_Exercise details_. Copy each line of the material beneath that holds the word "this".

**********

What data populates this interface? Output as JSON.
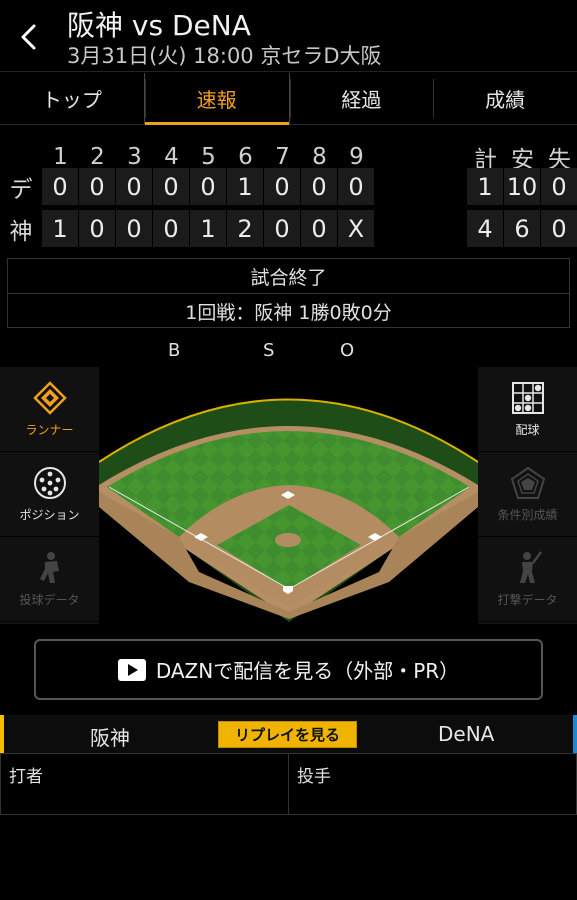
{
  "header": {
    "title": "阪神 vs DeNA",
    "subtitle": "3月31日(火) 18:00 京セラD大阪",
    "back_icon": "chevron-left-icon"
  },
  "tabs": [
    {
      "label": "トップ",
      "active": false
    },
    {
      "label": "速報",
      "active": true
    },
    {
      "label": "経過",
      "active": false
    },
    {
      "label": "成績",
      "active": false
    }
  ],
  "scoreboard": {
    "innings": [
      "1",
      "2",
      "3",
      "4",
      "5",
      "6",
      "7",
      "8",
      "9"
    ],
    "totals_headers": [
      "計",
      "安",
      "失"
    ],
    "teams": [
      {
        "label": "デ",
        "scores": [
          "0",
          "0",
          "0",
          "0",
          "0",
          "1",
          "0",
          "0",
          "0"
        ],
        "totals": [
          "1",
          "10",
          "0"
        ]
      },
      {
        "label": "神",
        "scores": [
          "1",
          "0",
          "0",
          "0",
          "1",
          "2",
          "0",
          "0",
          "X"
        ],
        "totals": [
          "4",
          "6",
          "0"
        ]
      }
    ]
  },
  "result": {
    "status": "試合終了",
    "series": "1回戦：阪神 1勝0敗0分"
  },
  "bso": {
    "b": "B",
    "s": "S",
    "o": "O"
  },
  "left_panel": [
    {
      "label": "ランナー",
      "icon": "runner-diamond-icon",
      "state": "active"
    },
    {
      "label": "ポジション",
      "icon": "position-dots-icon",
      "state": "normal"
    },
    {
      "label": "投球データ",
      "icon": "pitcher-icon",
      "state": "disabled"
    }
  ],
  "right_panel": [
    {
      "label": "配球",
      "icon": "pitch-grid-icon",
      "state": "normal"
    },
    {
      "label": "条件別成績",
      "icon": "radar-chart-icon",
      "state": "disabled"
    },
    {
      "label": "打撃データ",
      "icon": "batter-icon",
      "state": "disabled"
    }
  ],
  "dazn_button": {
    "label": "DAZNで配信を見る（外部・PR）",
    "icon": "play-icon"
  },
  "team_bar": {
    "home": "阪神",
    "away": "DeNA",
    "replay": "リプレイを見る",
    "home_color": "#f0c000",
    "away_color": "#1a8ad4"
  },
  "players": {
    "batter": "打者",
    "pitcher": "投手"
  },
  "colors": {
    "accent": "#f0a020",
    "grass": "#3a8a2a",
    "dirt": "#b08a60"
  }
}
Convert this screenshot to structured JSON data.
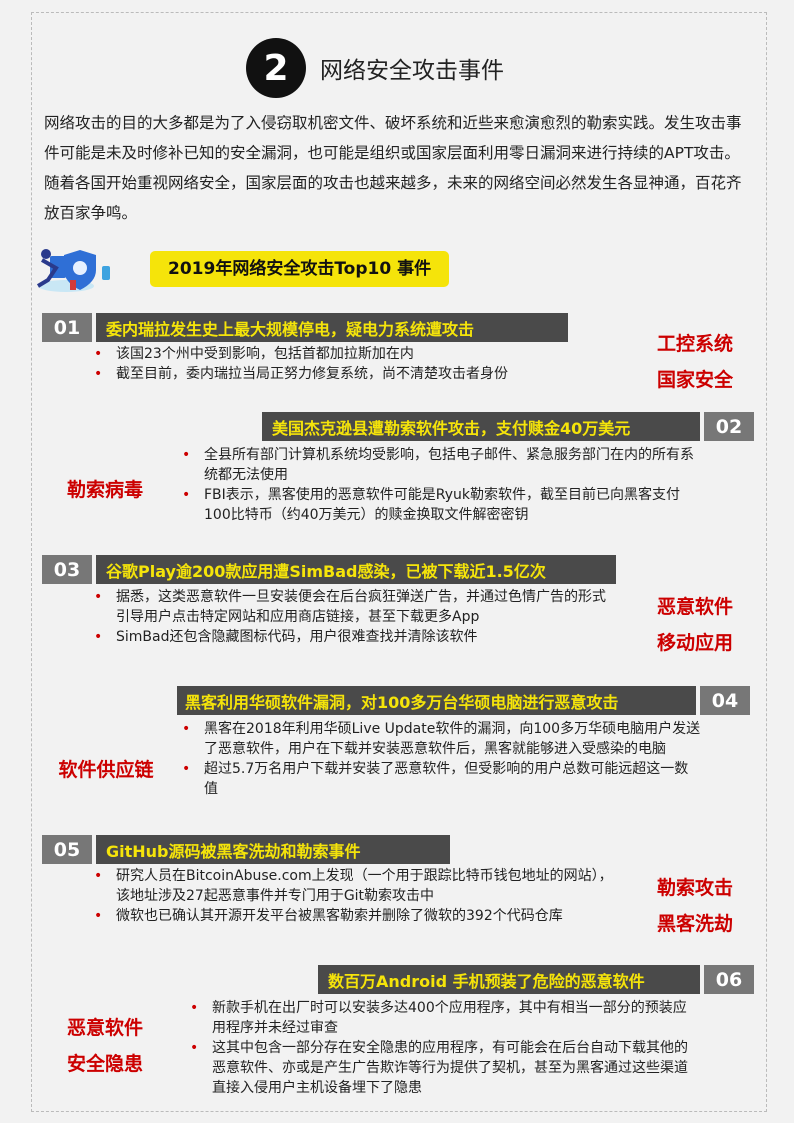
{
  "section": {
    "number": "2",
    "title": "网络安全攻击事件"
  },
  "intro": "网络攻击的目的大多都是为了入侵窃取机密文件、破坏系统和近些来愈演愈烈的勒索实践。发生攻击事件可能是未及时修补已知的安全漏洞，也可能是组织或国家层面利用零日漏洞来进行持续的APT攻击。随着各国开始重视网络安全，国家层面的攻击也越来越多，未来的网络空间必然发生各显神通，百花齐放百家争鸣。",
  "top10_label": "2019年网络安全攻击Top10 事件",
  "events": [
    {
      "num": "01",
      "title": "委内瑞拉发生史上最大规模停电，疑电力系统遭攻击",
      "bullets": [
        "该国23个州中受到影响，包括首都加拉斯加在内",
        "截至目前，委内瑞拉当局正努力修复系统，尚不清楚攻击者身份"
      ],
      "tags": [
        "工控系统",
        "国家安全"
      ]
    },
    {
      "num": "02",
      "title": "美国杰克逊县遭勒索软件攻击，支付赎金40万美元",
      "bullets": [
        "全县所有部门计算机系统均受影响，包括电子邮件、紧急服务部门在内的所有系统都无法使用",
        "FBI表示，黑客使用的恶意软件可能是Ryuk勒索软件，截至目前已向黑客支付100比特币（约40万美元）的赎金换取文件解密密钥"
      ],
      "tags": [
        "勒索病毒"
      ]
    },
    {
      "num": "03",
      "title": "谷歌Play逾200款应用遭SimBad感染，已被下载近1.5亿次",
      "bullets": [
        "据悉，这类恶意软件一旦安装便会在后台疯狂弹送广告，并通过色情广告的形式引导用户点击特定网站和应用商店链接，甚至下载更多App",
        "SimBad还包含隐藏图标代码，用户很难查找并清除该软件"
      ],
      "tags": [
        "恶意软件",
        "移动应用"
      ]
    },
    {
      "num": "04",
      "title": "黑客利用华硕软件漏洞，对100多万台华硕电脑进行恶意攻击",
      "bullets": [
        "黑客在2018年利用华硕Live Update软件的漏洞，向100多万华硕电脑用户发送了恶意软件，用户在下载并安装恶意软件后，黑客就能够进入受感染的电脑",
        "超过5.7万名用户下载并安装了恶意软件，但受影响的用户总数可能远超这一数值"
      ],
      "tags": [
        "软件供应链"
      ]
    },
    {
      "num": "05",
      "title": "GitHub源码被黑客洗劫和勒索事件",
      "bullets": [
        "研究人员在BitcoinAbuse.com上发现（一个用于跟踪比特币钱包地址的网站），该地址涉及27起恶意事件并专门用于Git勒索攻击中",
        "微软也已确认其开源开发平台被黑客勒索并删除了微软的392个代码仓库"
      ],
      "tags": [
        "勒索攻击",
        "黑客洗劫"
      ]
    },
    {
      "num": "06",
      "title": "数百万Android 手机预装了危险的恶意软件",
      "bullets": [
        "新款手机在出厂时可以安装多达400个应用程序，其中有相当一部分的预装应用程序并未经过审查",
        "这其中包含一部分存在安全隐患的应用程序，有可能会在后台自动下载其他的恶意软件、亦或是产生广告欺诈等行为提供了契机，甚至为黑客通过这些渠道直接入侵用户主机设备埋下了隐患"
      ],
      "tags": [
        "恶意软件",
        "安全隐患"
      ]
    }
  ],
  "colors": {
    "accent_yellow": "#f5e40a",
    "tag_red": "#cc0000",
    "bar_dark": "#4a4a4a",
    "num_gray": "#777777"
  }
}
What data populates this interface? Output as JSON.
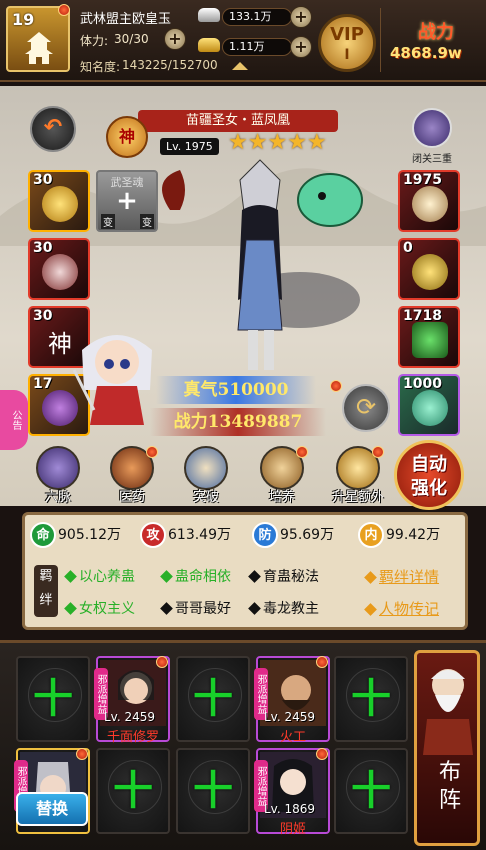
{
  "header": {
    "player_level": "19",
    "player_name": "武林盟主欧皇玉",
    "stamina_label": "体力:",
    "stamina": "30/30",
    "fame_label": "知名度:",
    "fame": "143225/152700",
    "silver": "133.1万",
    "gold": "1.11万",
    "vip_label": "VIP",
    "vip_level": "I",
    "power_label": "战力",
    "power_value": "4868.9w"
  },
  "hero": {
    "title": "苗疆圣女・蓝凤凰",
    "quality": "神",
    "level": "Lv. 1975",
    "stars": 5,
    "closed_label": "闭关三重",
    "qi": "真气510000",
    "combat": "战力13489887",
    "soul_label": "武圣魂",
    "soul_change_left": "变",
    "soul_change_right": "变",
    "announce": "公告"
  },
  "left_slots": [
    {
      "num": "30",
      "color": "#ffb000"
    },
    {
      "num": "30",
      "color": "#e23b2a"
    },
    {
      "num": "30",
      "color": "#e23b2a",
      "glyph": "神"
    },
    {
      "num": "17",
      "color": "#ffb000"
    }
  ],
  "right_slots": [
    {
      "num": "1975",
      "color": "#e23b2a"
    },
    {
      "num": "0",
      "color": "#e23b2a"
    },
    {
      "num": "1718",
      "color": "#e23b2a"
    },
    {
      "num": "1000",
      "color": "#b45ae6"
    }
  ],
  "actions": [
    "六脉",
    "医药",
    "突破",
    "培养",
    "升星额外"
  ],
  "auto_strengthen": [
    "自动",
    "强化"
  ],
  "attributes": [
    {
      "icon": "命",
      "value": "905.12万",
      "color": "#1e9a3a"
    },
    {
      "icon": "攻",
      "value": "613.49万",
      "color": "#c82a2a"
    },
    {
      "icon": "防",
      "value": "95.69万",
      "color": "#2a7ad6"
    },
    {
      "icon": "内",
      "value": "99.42万",
      "color": "#e8a020"
    }
  ],
  "bonds_label": "羁绊",
  "bonds_row1": [
    {
      "text": "以心养蛊",
      "active": true
    },
    {
      "text": "蛊命相依",
      "active": true
    },
    {
      "text": "育蛊秘法",
      "active": false
    }
  ],
  "bonds_row2": [
    {
      "text": "女权主义",
      "active": true
    },
    {
      "text": "哥哥最好",
      "active": false
    },
    {
      "text": "毒龙教主",
      "active": false
    }
  ],
  "links": [
    "羁绊详情",
    "人物传记"
  ],
  "lineup": {
    "row1": [
      {
        "type": "empty"
      },
      {
        "type": "hero",
        "tag": "邪派增益",
        "level": "Lv. 2459",
        "name": "千面修罗"
      },
      {
        "type": "empty"
      },
      {
        "type": "hero",
        "tag": "邪派增益",
        "level": "Lv. 2459",
        "name": "火工"
      },
      {
        "type": "empty"
      }
    ],
    "row2": [
      {
        "type": "hero",
        "tag": "邪派增益",
        "level": "",
        "name": ""
      },
      {
        "type": "empty"
      },
      {
        "type": "empty"
      },
      {
        "type": "hero",
        "tag": "邪派增益",
        "level": "Lv. 1869",
        "name": "阴姬"
      },
      {
        "type": "empty"
      }
    ],
    "plus": "十",
    "swap_label": "替换",
    "formation_label": [
      "布",
      "阵"
    ]
  }
}
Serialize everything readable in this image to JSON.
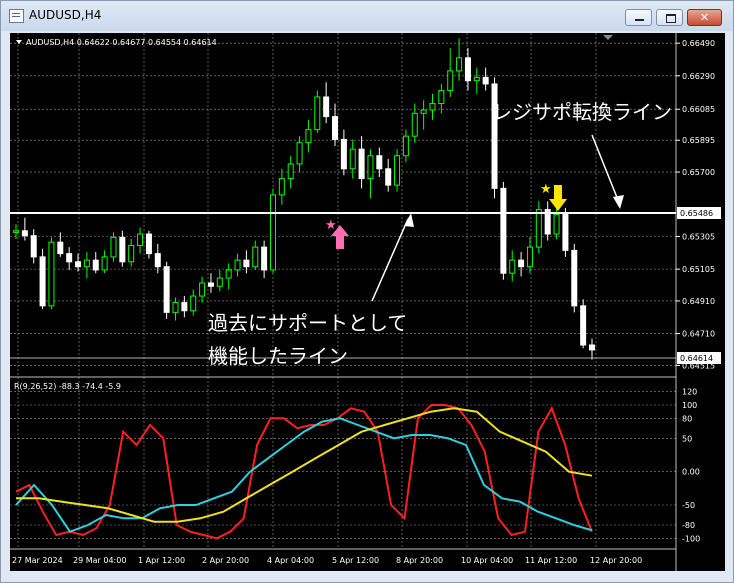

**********

_The completed task_.
What data populates this interface? Output as JSON.
Convert this screenshot to structured JSON data.
What data populates this interface? Output as JSON.
Serialize everything readable in this image to JSON.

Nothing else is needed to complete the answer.